[Opening Working data section]

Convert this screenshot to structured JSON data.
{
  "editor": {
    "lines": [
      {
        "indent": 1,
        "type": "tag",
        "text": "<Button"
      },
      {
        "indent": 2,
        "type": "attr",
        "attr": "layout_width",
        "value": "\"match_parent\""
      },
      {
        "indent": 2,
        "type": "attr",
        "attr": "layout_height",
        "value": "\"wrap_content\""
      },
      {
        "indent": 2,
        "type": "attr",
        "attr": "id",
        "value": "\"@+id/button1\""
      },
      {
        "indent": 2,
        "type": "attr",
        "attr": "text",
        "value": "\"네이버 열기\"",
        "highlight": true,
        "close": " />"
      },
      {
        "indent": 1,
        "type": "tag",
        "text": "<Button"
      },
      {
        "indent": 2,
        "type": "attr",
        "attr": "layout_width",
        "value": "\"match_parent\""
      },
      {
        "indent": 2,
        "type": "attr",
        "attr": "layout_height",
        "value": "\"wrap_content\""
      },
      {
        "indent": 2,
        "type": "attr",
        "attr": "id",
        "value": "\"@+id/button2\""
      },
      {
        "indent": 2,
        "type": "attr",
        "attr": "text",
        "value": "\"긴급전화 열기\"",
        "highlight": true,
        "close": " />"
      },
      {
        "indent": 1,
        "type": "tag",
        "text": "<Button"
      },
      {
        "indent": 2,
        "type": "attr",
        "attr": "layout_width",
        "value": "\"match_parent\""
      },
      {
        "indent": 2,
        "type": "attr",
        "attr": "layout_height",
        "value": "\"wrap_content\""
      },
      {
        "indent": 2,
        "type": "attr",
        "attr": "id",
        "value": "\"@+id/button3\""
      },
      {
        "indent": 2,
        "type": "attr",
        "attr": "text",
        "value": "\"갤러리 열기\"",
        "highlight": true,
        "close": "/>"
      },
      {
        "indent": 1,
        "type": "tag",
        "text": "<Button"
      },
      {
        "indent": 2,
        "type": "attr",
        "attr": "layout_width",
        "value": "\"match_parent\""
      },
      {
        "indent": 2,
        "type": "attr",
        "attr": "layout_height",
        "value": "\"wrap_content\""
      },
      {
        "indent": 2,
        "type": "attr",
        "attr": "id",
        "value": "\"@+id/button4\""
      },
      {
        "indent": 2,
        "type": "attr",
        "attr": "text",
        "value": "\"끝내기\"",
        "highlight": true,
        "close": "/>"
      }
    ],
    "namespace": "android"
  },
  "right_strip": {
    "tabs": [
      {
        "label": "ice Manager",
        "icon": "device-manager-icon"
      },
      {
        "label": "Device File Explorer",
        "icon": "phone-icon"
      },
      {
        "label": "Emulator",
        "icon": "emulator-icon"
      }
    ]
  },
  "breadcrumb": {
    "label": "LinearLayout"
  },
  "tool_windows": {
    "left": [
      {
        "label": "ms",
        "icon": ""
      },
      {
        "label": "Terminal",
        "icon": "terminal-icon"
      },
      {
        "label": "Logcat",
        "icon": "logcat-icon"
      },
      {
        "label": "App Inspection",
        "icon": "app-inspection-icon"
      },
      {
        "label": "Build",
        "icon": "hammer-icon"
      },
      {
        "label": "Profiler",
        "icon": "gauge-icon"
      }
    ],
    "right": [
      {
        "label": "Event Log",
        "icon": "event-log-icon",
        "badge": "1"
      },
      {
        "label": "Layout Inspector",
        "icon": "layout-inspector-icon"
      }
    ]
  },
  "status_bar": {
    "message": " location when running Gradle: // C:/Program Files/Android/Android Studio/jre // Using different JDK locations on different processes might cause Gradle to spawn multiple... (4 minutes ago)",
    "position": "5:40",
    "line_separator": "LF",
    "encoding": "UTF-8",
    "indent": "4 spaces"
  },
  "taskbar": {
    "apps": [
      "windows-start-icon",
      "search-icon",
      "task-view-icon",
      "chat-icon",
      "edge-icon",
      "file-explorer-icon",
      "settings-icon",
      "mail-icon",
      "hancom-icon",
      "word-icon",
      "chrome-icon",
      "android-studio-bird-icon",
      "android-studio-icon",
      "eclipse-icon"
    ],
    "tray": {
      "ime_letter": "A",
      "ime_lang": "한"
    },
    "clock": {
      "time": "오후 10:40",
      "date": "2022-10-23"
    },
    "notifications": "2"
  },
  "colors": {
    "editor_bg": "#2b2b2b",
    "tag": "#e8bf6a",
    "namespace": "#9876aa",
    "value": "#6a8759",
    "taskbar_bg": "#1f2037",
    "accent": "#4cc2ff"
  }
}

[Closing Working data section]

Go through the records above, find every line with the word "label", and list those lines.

        "label": "ice Manager",
        "label": "Device File Explorer",
        "label": "Emulator",
    "label": "LinearLayout"
        "label": "ms",
        "label": "Terminal",
        "label": "Logcat",
        "label": "App Inspection",
        "label": "Build",
        "label": "Profiler",
        "label": "Event Log",
        "label": "Layout Inspector",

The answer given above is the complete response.